Family-oriented activities kick off earlier in the day, so check the website for details.


food-soapbox-art.jpgThe ‘beautiful’ future of food: Soapbox Art speakers from the Royal College of Art divulge their creative culinary tactics.


Don't forget to stop a while in the Lasting Impressions gallery (near the Birds gallery) to hear what Soapbox Art speakers have to say about their creative tactics for the future of food and where babies will come from.


Download a map online, or grab one when you arrive, to plan your exploration and entertainment for the evening. Keep an eye out for the scientists wearing 'talk to me' badges on your travels.


Download the Science Uncovered map listing all activities and locations [PDF]


Find out what's on at Science Uncovered


Countdown to Science Uncovered blogs


Read the recent news story about what scientists will be confronting at Science Uncovered


Can't make it to the event? Keep in touch with what happens on Twitter via @NHM_Live and #SU2013


Today, we unveiled our innovative new interactive film to the public. And if you haven't heard of augmented reality before, you will now.


A Coelophysis dinosaur roams the Attenborough Studio in Who do you think you really are?

Who do you think you really are? tells the story of our evolutionary past and uses advanced technology to blend CGI graphics and a live video stream, to literally bring prehistoric creatures to life in the film's studio. It is narrated by Sir David Attenborough and projected on 3 large screens in the Attenborough Studio.



From your seat in the studio, and using the attached unique handset (shown right), you'll interact with the film and witness creatures and objects from the film appear and move right in front of you.


A Coelophysis dinosaur (above) and Homo erectus will strut around you and an intricate tree of life stretch upwards majestically. It's the first time that augmented reality has been used in a public, learning space like this.


'We wanted to use a whole arsenal of media and technologies,' says Alisa Barry, our Interactive Department's director and executive producer of the film. 'We have peppered the studio with infra-red.
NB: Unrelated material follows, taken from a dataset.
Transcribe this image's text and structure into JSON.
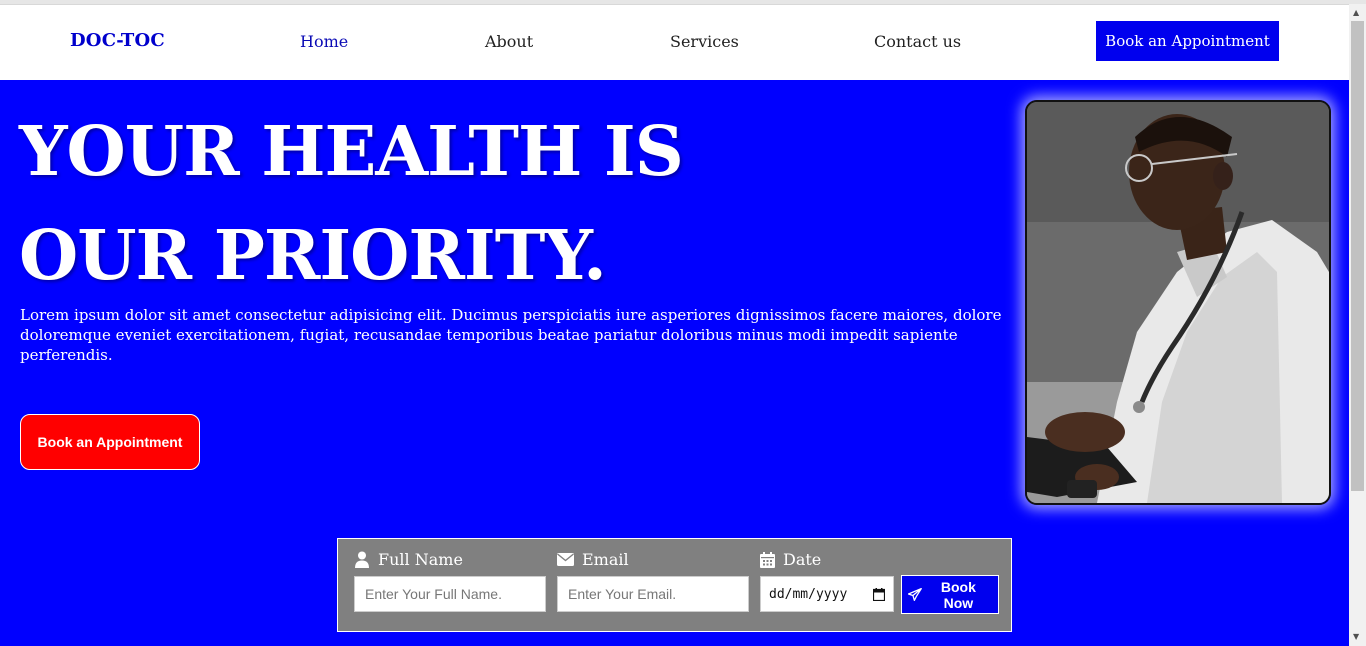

This allows the camera in the handheld computers to track movements and position the animation correctly.'


In addition to the wow factor of the film, you'll learn a lot about exactly how we are related to prehistoric creatures and even bananas.


The film is showing daily in the Attenborough Studio and is free.


Find out about the interactive film, Who do you think you really are?


Read the news story about the interactive film


After you've been to the film, you can visit our NaturePlus community and sign in to explore more augmented reality on your home webcam and continue the film's evolutionary journey further.


Visit NaturePlus